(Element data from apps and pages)
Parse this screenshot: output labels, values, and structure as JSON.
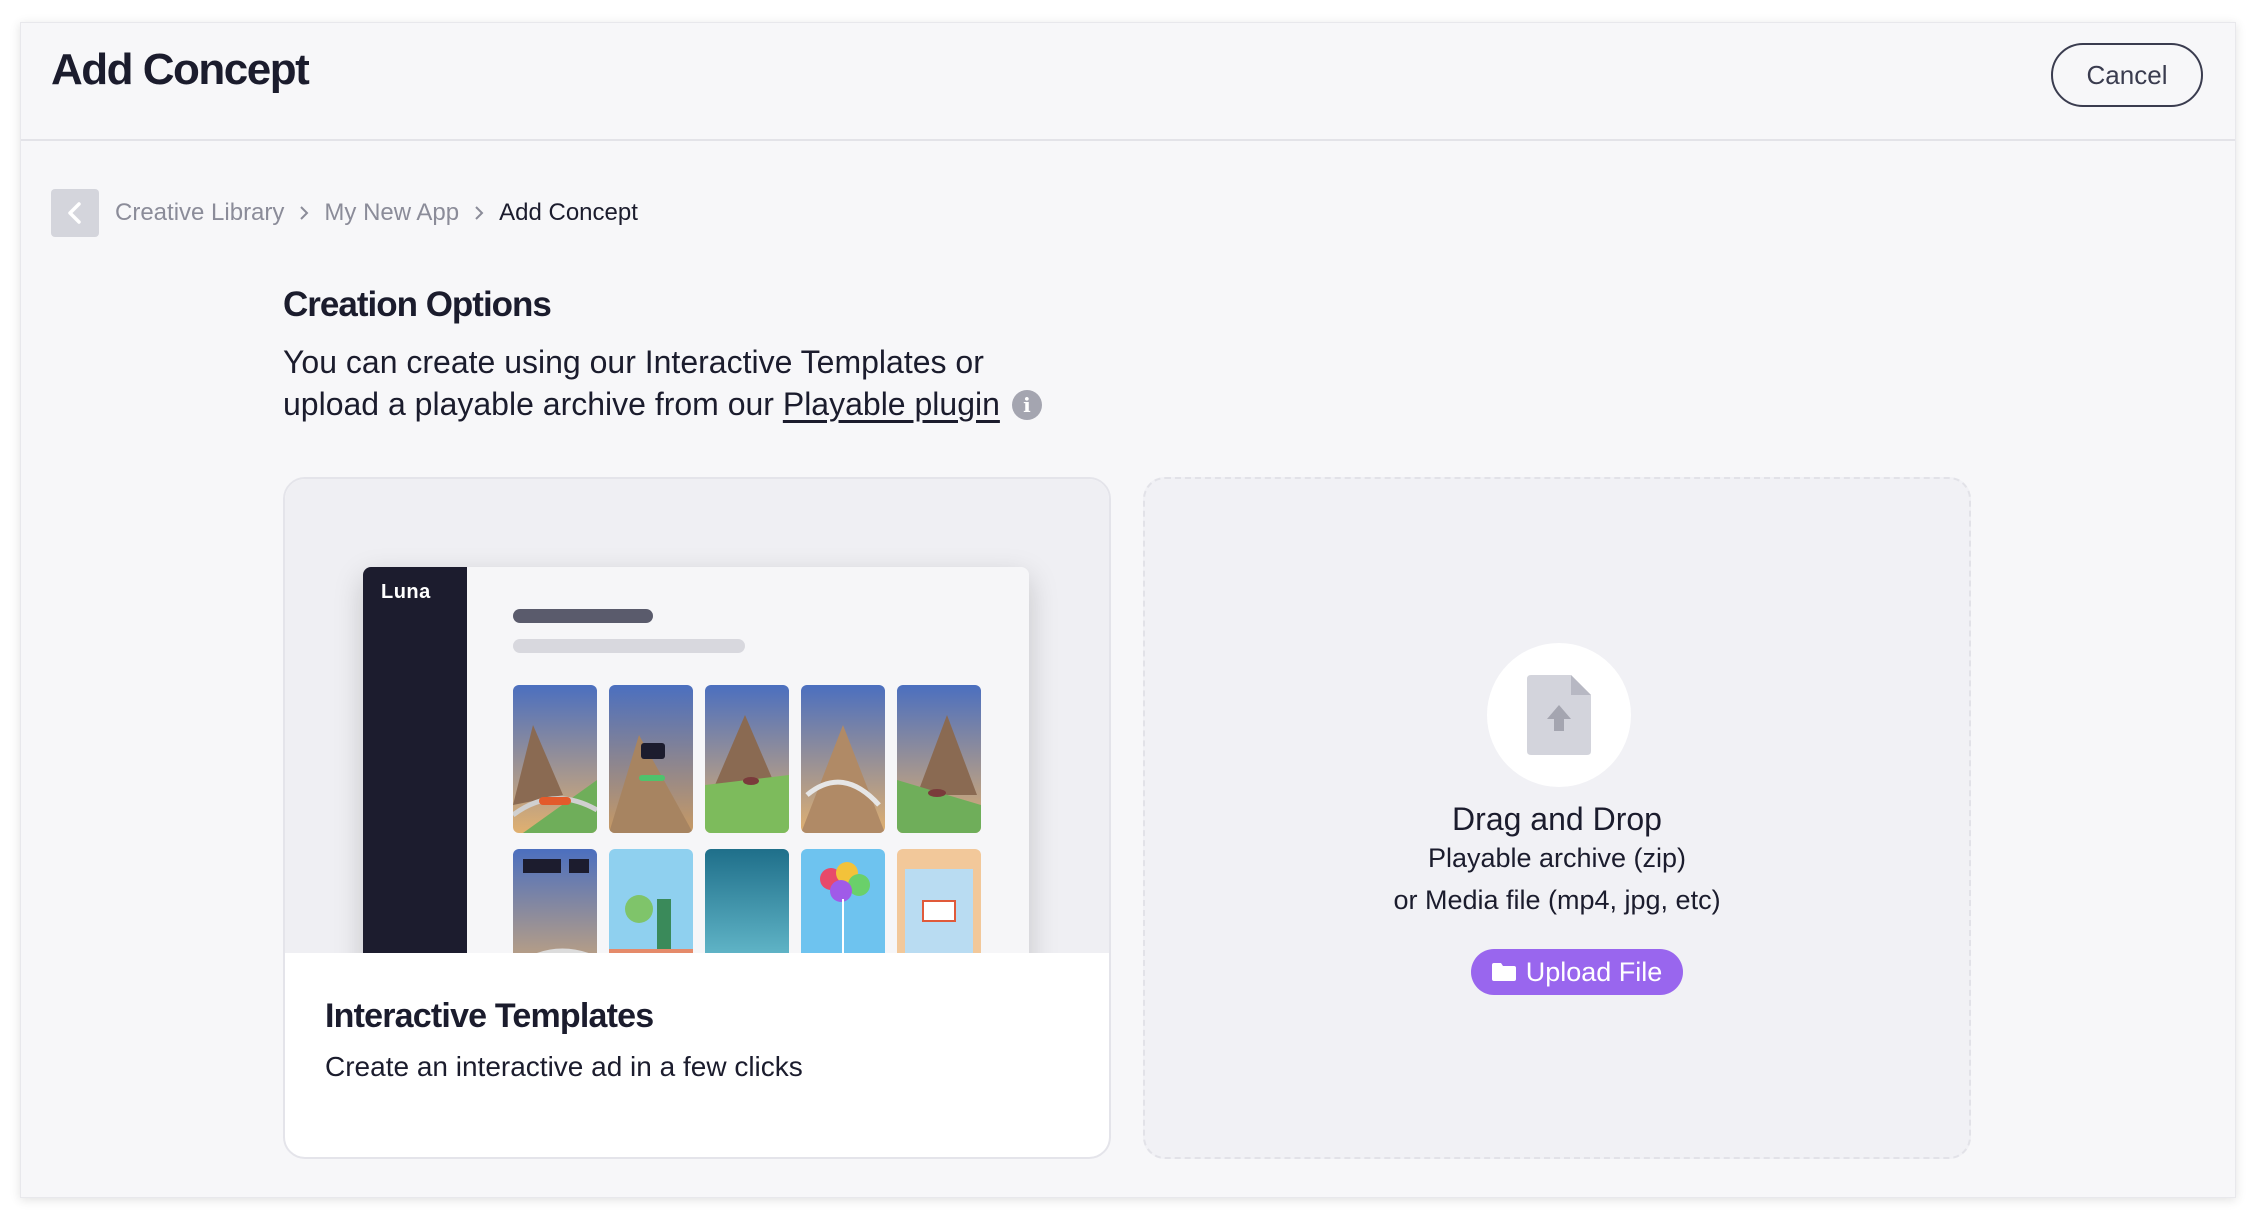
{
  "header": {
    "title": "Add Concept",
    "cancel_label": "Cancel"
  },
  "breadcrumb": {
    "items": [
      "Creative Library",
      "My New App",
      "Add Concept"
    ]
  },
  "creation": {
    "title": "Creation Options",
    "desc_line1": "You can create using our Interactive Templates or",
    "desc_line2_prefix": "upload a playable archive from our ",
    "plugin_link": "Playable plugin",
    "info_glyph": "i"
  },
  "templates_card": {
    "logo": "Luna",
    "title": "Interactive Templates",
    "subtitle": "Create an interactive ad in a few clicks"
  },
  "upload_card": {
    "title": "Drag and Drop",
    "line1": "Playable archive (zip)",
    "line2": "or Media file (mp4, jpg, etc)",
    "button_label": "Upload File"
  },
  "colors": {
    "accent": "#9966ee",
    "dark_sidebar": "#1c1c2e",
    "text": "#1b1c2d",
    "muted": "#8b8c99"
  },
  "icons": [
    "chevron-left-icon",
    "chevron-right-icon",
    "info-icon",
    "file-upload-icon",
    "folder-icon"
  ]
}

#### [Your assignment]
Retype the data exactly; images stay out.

#### [Result for this exercise]
Parse this screenshot: output labels, values, and structure as JSON.
{
  "header": {
    "title": "Add Concept",
    "cancel_label": "Cancel"
  },
  "breadcrumb": {
    "items": [
      "Creative Library",
      "My New App",
      "Add Concept"
    ]
  },
  "creation": {
    "title": "Creation Options",
    "desc_line1": "You can create using our Interactive Templates or",
    "desc_line2_prefix": "upload a playable archive from our ",
    "plugin_link": "Playable plugin",
    "info_glyph": "i"
  },
  "templates_card": {
    "logo": "Luna",
    "title": "Interactive Templates",
    "subtitle": "Create an interactive ad in a few clicks"
  },
  "upload_card": {
    "title": "Drag and Drop",
    "line1": "Playable archive (zip)",
    "line2": "or Media file (mp4, jpg, etc)",
    "button_label": "Upload File"
  },
  "colors": {
    "accent": "#9966ee",
    "dark_sidebar": "#1c1c2e",
    "text": "#1b1c2d",
    "muted": "#8b8c99"
  },
  "icons": [
    "chevron-left-icon",
    "chevron-right-icon",
    "info-icon",
    "file-upload-icon",
    "folder-icon"
  ]
}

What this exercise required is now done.